The different types of leukaemia develop in different ways. Acute leukaemias progress rapidly, whereas in chronic leukaemia, symptoms take longer to develop and the decline is far less swift. Some of the symptoms of lymphomas can be very similar to those of leukaemia.
The main difference is a painless rather than tender swelling of the lymph nodes, particularly in the neck, under the arms or around the groin. Hodgkin’s and non-Hodgkin’s patients also often suffer night sweats, unexplained fevers, fatigue and weight loss. There can also be itchy skin or red patches. The first thing a doctor will do to investigate suspicions of leukaemia or lymphoma is carry out a physical examination. The lymph nodes in the neck, under the arms and in the groin will be “palpated”, or felt. It can be slightly uncomfortable, but not painful. A doctor can also feel for unusual swellings in the liver, which can happen if lymphoma spreads to that organ. Blood tests, known as “full blood counts” will also give a strong clue as to both the presence of disease – and what type it is. The numbers of various types of cell, mature and immature, are physically counted to make sure there are the right number. Another key test is the x-ray or CT scan, which can look for swellings in the lymph nodes, liver, lungs and spleen.
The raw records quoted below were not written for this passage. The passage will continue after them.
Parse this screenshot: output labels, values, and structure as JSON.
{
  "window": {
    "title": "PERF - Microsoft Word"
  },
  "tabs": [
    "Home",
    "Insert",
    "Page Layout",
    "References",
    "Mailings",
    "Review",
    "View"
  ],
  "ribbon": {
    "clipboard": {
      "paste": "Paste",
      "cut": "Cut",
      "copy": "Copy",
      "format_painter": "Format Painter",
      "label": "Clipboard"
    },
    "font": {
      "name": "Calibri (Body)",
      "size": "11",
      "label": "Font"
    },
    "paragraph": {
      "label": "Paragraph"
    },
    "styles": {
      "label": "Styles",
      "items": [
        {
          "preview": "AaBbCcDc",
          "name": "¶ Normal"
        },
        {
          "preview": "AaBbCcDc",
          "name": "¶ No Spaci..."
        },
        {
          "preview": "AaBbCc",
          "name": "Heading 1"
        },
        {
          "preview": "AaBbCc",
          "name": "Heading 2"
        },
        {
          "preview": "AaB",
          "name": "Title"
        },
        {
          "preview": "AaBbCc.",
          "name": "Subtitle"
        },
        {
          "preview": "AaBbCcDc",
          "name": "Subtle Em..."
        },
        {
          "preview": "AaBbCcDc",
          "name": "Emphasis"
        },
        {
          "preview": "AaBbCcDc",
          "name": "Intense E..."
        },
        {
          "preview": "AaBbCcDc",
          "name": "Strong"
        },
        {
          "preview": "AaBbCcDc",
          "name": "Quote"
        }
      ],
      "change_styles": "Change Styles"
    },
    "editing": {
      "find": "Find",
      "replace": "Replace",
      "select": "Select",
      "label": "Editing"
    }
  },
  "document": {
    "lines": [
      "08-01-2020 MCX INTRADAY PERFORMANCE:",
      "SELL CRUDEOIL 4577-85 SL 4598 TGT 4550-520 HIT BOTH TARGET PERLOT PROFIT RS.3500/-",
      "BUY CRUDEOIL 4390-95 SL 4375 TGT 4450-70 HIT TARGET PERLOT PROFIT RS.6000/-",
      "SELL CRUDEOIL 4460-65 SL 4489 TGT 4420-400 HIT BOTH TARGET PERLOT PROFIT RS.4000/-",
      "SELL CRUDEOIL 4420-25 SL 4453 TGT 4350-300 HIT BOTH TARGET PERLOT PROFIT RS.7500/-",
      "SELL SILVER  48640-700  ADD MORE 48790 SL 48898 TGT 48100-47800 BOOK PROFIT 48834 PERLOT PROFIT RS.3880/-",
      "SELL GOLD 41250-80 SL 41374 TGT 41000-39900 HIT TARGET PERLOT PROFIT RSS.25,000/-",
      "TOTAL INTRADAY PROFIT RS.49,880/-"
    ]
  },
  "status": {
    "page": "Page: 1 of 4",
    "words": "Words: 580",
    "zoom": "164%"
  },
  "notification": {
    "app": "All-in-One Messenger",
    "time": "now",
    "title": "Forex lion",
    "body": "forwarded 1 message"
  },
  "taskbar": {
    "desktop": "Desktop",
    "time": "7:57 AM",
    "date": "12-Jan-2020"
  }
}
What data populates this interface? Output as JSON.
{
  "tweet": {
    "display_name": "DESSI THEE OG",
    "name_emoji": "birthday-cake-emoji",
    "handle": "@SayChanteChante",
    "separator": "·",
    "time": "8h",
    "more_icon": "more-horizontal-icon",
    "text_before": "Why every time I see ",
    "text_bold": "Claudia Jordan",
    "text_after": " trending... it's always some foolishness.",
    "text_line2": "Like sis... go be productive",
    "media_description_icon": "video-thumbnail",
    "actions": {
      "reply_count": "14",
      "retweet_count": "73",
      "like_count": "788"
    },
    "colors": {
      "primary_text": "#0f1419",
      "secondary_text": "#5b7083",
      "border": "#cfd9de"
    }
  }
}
In the case of leukaemia, this may take the form of taking a sample of bone marrow, normally from the hip with a needle. Sometimes a sample of bone is taken for analysis. If this confirms the presence of leukaemia cells, a lumbar puncture, which involves inserting a needle through the back into the lower spine takes more fluid for analysis.
This is usually a relatively painless procedure. For lymphoma, a biopsy of lymph nodes, normally from the neck and underarm area is taken to check for disease. All this information will help doctors work out how aggressive the cancer is, and how far it has already spread. The causes of lymphoma and leukaemia have not yet been established. However, in Hodgkin’s lymphoma, there appears to be a connection with a virus called the Epstein-Barr virus. This is the virus which causes glandular fever, and Hodgkin’s is often found in people in their 20s. However, the incidence of glandular fever is high among this age group – and the number of Hodgkin’s cases is very low.